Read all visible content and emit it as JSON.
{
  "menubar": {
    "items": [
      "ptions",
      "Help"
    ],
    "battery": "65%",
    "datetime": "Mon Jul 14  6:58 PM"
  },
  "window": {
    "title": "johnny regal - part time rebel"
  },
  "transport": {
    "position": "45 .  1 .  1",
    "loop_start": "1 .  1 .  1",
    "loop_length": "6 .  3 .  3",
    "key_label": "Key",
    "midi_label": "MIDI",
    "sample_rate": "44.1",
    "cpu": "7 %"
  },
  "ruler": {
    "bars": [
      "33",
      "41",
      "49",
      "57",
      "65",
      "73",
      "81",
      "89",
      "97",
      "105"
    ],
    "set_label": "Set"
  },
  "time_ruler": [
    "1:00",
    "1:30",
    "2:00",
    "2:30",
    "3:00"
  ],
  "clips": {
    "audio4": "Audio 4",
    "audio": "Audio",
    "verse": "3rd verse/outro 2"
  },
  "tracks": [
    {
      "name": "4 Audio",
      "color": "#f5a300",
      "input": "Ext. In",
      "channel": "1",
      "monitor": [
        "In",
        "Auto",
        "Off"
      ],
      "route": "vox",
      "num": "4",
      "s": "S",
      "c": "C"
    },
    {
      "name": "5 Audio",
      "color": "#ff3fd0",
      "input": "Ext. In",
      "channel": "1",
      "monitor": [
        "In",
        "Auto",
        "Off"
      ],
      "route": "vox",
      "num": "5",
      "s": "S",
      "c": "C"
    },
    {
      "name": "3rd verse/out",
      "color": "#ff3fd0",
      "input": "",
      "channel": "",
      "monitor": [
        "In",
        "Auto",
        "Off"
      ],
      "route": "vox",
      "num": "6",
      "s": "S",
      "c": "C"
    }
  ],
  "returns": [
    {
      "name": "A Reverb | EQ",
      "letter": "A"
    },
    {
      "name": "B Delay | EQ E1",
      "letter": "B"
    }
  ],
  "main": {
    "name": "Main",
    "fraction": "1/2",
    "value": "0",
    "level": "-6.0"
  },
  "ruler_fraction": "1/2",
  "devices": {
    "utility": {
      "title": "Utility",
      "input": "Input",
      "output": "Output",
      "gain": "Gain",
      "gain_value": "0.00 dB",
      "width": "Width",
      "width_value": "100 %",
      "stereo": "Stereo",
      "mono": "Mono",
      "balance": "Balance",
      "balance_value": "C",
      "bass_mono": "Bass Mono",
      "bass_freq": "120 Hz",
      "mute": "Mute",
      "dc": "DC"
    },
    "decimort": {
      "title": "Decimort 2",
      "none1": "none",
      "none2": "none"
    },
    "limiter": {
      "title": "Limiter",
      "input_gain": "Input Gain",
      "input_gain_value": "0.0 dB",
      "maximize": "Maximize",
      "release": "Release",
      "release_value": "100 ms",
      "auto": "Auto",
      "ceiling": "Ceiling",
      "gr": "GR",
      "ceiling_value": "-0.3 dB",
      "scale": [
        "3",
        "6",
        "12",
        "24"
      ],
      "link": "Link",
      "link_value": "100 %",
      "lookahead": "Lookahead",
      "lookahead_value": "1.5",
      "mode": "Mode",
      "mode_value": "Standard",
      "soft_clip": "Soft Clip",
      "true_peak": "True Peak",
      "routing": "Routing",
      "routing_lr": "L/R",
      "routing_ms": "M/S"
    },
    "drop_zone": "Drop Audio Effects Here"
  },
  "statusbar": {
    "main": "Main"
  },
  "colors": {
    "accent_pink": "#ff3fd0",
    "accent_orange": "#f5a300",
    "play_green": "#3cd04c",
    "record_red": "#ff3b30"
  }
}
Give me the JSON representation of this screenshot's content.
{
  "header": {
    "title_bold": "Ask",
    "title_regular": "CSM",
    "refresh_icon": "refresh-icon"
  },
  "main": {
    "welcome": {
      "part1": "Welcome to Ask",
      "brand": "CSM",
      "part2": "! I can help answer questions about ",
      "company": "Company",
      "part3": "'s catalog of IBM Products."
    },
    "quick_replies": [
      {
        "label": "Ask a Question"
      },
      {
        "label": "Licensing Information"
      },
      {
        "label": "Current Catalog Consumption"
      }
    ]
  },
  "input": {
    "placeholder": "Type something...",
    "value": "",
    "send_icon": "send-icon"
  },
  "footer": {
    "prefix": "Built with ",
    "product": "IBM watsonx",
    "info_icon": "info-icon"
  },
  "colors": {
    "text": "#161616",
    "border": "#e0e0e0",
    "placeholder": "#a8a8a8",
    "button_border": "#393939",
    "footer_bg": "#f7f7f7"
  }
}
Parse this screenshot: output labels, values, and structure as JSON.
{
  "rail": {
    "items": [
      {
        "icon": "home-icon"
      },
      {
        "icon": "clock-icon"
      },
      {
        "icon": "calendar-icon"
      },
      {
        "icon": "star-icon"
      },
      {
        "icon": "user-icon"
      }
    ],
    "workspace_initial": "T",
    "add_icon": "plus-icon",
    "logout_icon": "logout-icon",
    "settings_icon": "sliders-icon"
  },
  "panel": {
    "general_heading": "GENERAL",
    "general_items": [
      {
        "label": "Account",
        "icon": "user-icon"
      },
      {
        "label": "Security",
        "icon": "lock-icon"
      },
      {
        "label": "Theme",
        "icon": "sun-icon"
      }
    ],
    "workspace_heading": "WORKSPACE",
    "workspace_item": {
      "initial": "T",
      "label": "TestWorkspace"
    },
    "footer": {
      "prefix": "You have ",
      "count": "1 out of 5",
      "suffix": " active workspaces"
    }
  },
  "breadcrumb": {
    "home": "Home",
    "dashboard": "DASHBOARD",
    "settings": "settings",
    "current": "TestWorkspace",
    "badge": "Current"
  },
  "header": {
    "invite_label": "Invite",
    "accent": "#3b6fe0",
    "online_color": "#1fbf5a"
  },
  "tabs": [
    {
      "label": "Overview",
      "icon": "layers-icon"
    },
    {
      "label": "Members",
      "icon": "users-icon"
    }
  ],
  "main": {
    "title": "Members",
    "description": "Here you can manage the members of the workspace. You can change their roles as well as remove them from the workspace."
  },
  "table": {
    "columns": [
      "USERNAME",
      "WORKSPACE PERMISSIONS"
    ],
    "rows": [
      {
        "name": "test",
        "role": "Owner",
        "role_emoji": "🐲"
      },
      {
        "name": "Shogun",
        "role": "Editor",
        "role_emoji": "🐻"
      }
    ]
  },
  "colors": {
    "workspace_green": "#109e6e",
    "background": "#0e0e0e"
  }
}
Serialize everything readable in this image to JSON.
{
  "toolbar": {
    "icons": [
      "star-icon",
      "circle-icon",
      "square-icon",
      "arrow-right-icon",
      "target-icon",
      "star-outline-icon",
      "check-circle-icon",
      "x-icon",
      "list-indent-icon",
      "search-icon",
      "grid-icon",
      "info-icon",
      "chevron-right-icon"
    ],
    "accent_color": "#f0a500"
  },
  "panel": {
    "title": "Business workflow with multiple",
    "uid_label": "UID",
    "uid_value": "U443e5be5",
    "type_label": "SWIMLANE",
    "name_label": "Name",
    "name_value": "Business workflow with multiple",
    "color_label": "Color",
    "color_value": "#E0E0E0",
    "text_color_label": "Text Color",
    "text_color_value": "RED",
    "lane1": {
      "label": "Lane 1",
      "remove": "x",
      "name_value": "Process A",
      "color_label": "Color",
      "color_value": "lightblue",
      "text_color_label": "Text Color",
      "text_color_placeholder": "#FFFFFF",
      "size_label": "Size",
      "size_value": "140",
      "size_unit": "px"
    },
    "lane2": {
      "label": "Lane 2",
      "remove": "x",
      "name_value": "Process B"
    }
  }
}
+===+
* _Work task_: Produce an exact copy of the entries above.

* _Solution to the exercise_:
Read all visible content and emit it as JSON.
{
  "menubar": {
    "items": [
      "ptions",
      "Help"
    ],
    "battery": "65%",
    "datetime": "Mon Jul 14  6:58 PM"
  },
  "window": {
    "title": "johnny regal - part time rebel"
  },
  "transport": {
    "position": "45 .  1 .  1",
    "loop_start": "1 .  1 .  1",
    "loop_length": "6 .  3 .  3",
    "key_label": "Key",
    "midi_label": "MIDI",
    "sample_rate": "44.1",
    "cpu": "7 %"
  },
  "ruler": {
    "bars": [
      "33",
      "41",
      "49",
      "57",
      "65",
      "73",
      "81",
      "89",
      "97",
      "105"
    ],
    "set_label": "Set"
  },
  "time_ruler": [
    "1:00",
    "1:30",
    "2:00",
    "2:30",
    "3:00"
  ],
  "clips": {
    "audio4": "Audio 4",
    "audio": "Audio",
    "verse": "3rd verse/outro 2"
  },
  "tracks": [
    {
      "name": "4 Audio",
      "color": "#f5a300",
      "input": "Ext. In",
      "channel": "1",
      "monitor": [
        "In",
        "Auto",
        "Off"
      ],
      "route": "vox",
      "num": "4",
      "s": "S",
      "c": "C"
    },
    {
      "name": "5 Audio",
      "color": "#ff3fd0",
      "input": "Ext. In",
      "channel": "1",
      "monitor": [
        "In",
        "Auto",
        "Off"
      ],
      "route": "vox",
      "num": "5",
      "s": "S",
      "c": "C"
    },
    {
      "name": "3rd verse/out",
      "color": "#ff3fd0",
      "input": "",
      "channel": "",
      "monitor": [
        "In",
        "Auto",
        "Off"
      ],
      "route": "vox",
      "num": "6",
      "s": "S",
      "c": "C"
    }
  ],
  "returns": [
    {
      "name": "A Reverb | EQ",
      "letter": "A"
    },
    {
      "name": "B Delay | EQ E1",
      "letter": "B"
    }
  ],
  "main": {
    "name": "Main",
    "fraction": "1/2",
    "value": "0",
    "level": "-6.0"
  },
  "ruler_fraction": "1/2",
  "devices": {
    "utility": {
      "title": "Utility",
      "input": "Input",
      "output": "Output",
      "gain": "Gain",
      "gain_value": "0.00 dB",
      "width": "Width",
      "width_value": "100 %",
      "stereo": "Stereo",
      "mono": "Mono",
      "balance": "Balance",
      "balance_value": "C",
      "bass_mono": "Bass Mono",
      "bass_freq": "120 Hz",
      "mute": "Mute",
      "dc": "DC"
    },
    "decimort": {
      "title": "Decimort 2",
      "none1": "none",
      "none2": "none"
    },
    "limiter": {
      "title": "Limiter",
      "input_gain": "Input Gain",
      "input_gain_value": "0.0 dB",
      "maximize": "Maximize",
      "release": "Release",
      "release_value": "100 ms",
      "auto": "Auto",
      "ceiling": "Ceiling",
      "gr": "GR",
      "ceiling_value": "-0.3 dB",
      "scale": [
        "3",
        "6",
        "12",
        "24"
      ],
      "link": "Link",
      "link_value": "100 %",
      "lookahead": "Lookahead",
      "lookahead_value": "1.5",
      "mode": "Mode",
      "mode_value": "Standard",
      "soft_clip": "Soft Clip",
      "true_peak": "True Peak",
      "routing": "Routing",
      "routing_lr": "L/R",
      "routing_ms": "M/S"
    },
    "drop_zone": "Drop Audio Effects Here"
  },
  "statusbar": {
    "main": "Main"
  },
  "colors": {
    "accent_pink": "#ff3fd0",
    "accent_orange": "#f5a300",
    "play_green": "#3cd04c",
    "record_red": "#ff3b30"
  }
}
Give me the JSON representation of this screenshot's content.
{
  "header": {
    "title_bold": "Ask",
    "title_regular": "CSM",
    "refresh_icon": "refresh-icon"
  },
  "main": {
    "welcome": {
      "part1": "Welcome to Ask",
      "brand": "CSM",
      "part2": "! I can help answer questions about ",
      "company": "Company",
      "part3": "'s catalog of IBM Products."
    },
    "quick_replies": [
      {
        "label": "Ask a Question"
      },
      {
        "label": "Licensing Information"
      },
      {
        "label": "Current Catalog Consumption"
      }
    ]
  },
  "input": {
    "placeholder": "Type something...",
    "value": "",
    "send_icon": "send-icon"
  },
  "footer": {
    "prefix": "Built with ",
    "product": "IBM watsonx",
    "info_icon": "info-icon"
  },
  "colors": {
    "text": "#161616",
    "border": "#e0e0e0",
    "placeholder": "#a8a8a8",
    "button_border": "#393939",
    "footer_bg": "#f7f7f7"
  }
}
Parse this screenshot: output labels, values, and structure as JSON.
{
  "rail": {
    "items": [
      {
        "icon": "home-icon"
      },
      {
        "icon": "clock-icon"
      },
      {
        "icon": "calendar-icon"
      },
      {
        "icon": "star-icon"
      },
      {
        "icon": "user-icon"
      }
    ],
    "workspace_initial": "T",
    "add_icon": "plus-icon",
    "logout_icon": "logout-icon",
    "settings_icon": "sliders-icon"
  },
  "panel": {
    "general_heading": "GENERAL",
    "general_items": [
      {
        "label": "Account",
        "icon": "user-icon"
      },
      {
        "label": "Security",
        "icon": "lock-icon"
      },
      {
        "label": "Theme",
        "icon": "sun-icon"
      }
    ],
    "workspace_heading": "WORKSPACE",
    "workspace_item": {
      "initial": "T",
      "label": "TestWorkspace"
    },
    "footer": {
      "prefix": "You have ",
      "count": "1 out of 5",
      "suffix": " active workspaces"
    }
  },
  "breadcrumb": {
    "home": "Home",
    "dashboard": "DASHBOARD",
    "settings": "settings",
    "current": "TestWorkspace",
    "badge": "Current"
  },
  "header": {
    "invite_label": "Invite",
    "accent": "#3b6fe0",
    "online_color": "#1fbf5a"
  },
  "tabs": [
    {
      "label": "Overview",
      "icon": "layers-icon"
    },
    {
      "label": "Members",
      "icon": "users-icon"
    }
  ],
  "main": {
    "title": "Members",
    "description": "Here you can manage the members of the workspace. You can change their roles as well as remove them from the workspace."
  },
  "table": {
    "columns": [
      "USERNAME",
      "WORKSPACE PERMISSIONS"
    ],
    "rows": [
      {
        "name": "test",
        "role": "Owner",
        "role_emoji": "🐲"
      },
      {
        "name": "Shogun",
        "role": "Editor",
        "role_emoji": "🐻"
      }
    ]
  },
  "colors": {
    "workspace_green": "#109e6e",
    "background": "#0e0e0e"
  }
}
Serialize everything readable in this image to JSON.
{
  "toolbar": {
    "icons": [
      "star-icon",
      "circle-icon",
      "square-icon",
      "arrow-right-icon",
      "target-icon",
      "star-outline-icon",
      "check-circle-icon",
      "x-icon",
      "list-indent-icon",
      "search-icon",
      "grid-icon",
      "info-icon",
      "chevron-right-icon"
    ],
    "accent_color": "#f0a500"
  },
  "panel": {
    "title": "Business workflow with multiple",
    "uid_label": "UID",
    "uid_value": "U443e5be5",
    "type_label": "SWIMLANE",
    "name_label": "Name",
    "name_value": "Business workflow with multiple",
    "color_label": "Color",
    "color_value": "#E0E0E0",
    "text_color_label": "Text Color",
    "text_color_value": "RED",
    "lane1": {
      "label": "Lane 1",
      "remove": "x",
      "name_value": "Process A",
      "color_label": "Color",
      "color_value": "lightblue",
      "text_color_label": "Text Color",
      "text_color_placeholder": "#FFFFFF",
      "size_label": "Size",
      "size_value": "140",
      "size_unit": "px"
    },
    "lane2": {
      "label": "Lane 2",
      "remove": "x",
      "name_value": "Process B"
    }
  }
}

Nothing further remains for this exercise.